From the IE Blog comes word that IE7 will be marked as a high priority update so that Automatic Updates will download it to your PC as soon as it’s available:
As I said earlier, AU will notify you when IE7 is ready to install. Alternately, you will be able to visit the Windows Update or Microsoft Update sites and obtain IE7 by performing an “Express” scan for high-priority updates. Either way, you will see the welcome screen that allows you to choose whether to install it. (Users will also be able to download IE7 from the Microsoft Download Center.)
If you decide to install IE7, it will preserve your current toolbars, home page, search settings, and favorites and installing will not change your choice of default browser. You will also be able to roll back to IE6 at any point by using Add/Remove Programs in the Control Panel. Finally, users who have AU turned off will not be notified.
This is interesting considering that at one point in time Microsoft was planning on using IE7 as an incentive for people to upgrade to Windows Vista, but as Firefox has gained market share the desire to maintain their lead in the browser market ended up overriding their desire to get people to upgrade the OS. This adds an element of irony to the decision to make it a “high priority” update.

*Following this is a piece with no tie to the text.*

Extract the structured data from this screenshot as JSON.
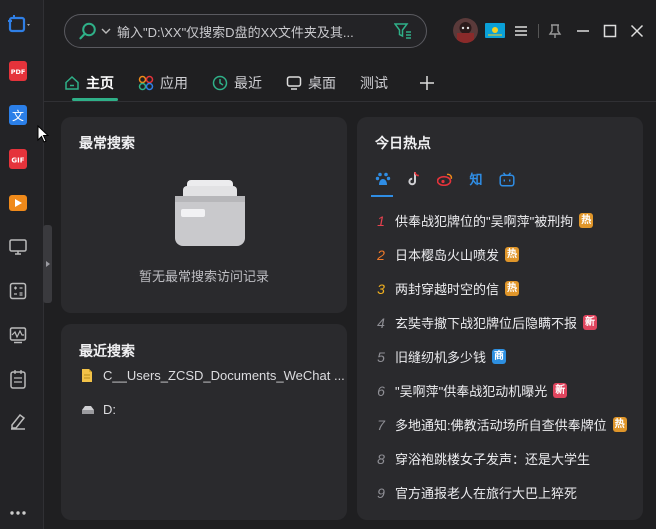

On the bright side at least it won’t try to force install itself nor will it change your default browser choice even if you do install it so I’ll probably end up slapping it on once the final version is available. I’ve been playing around with a beta version at work and it’s not bad. Not good enough to replace Firefox yet, but a buttload better than IE6.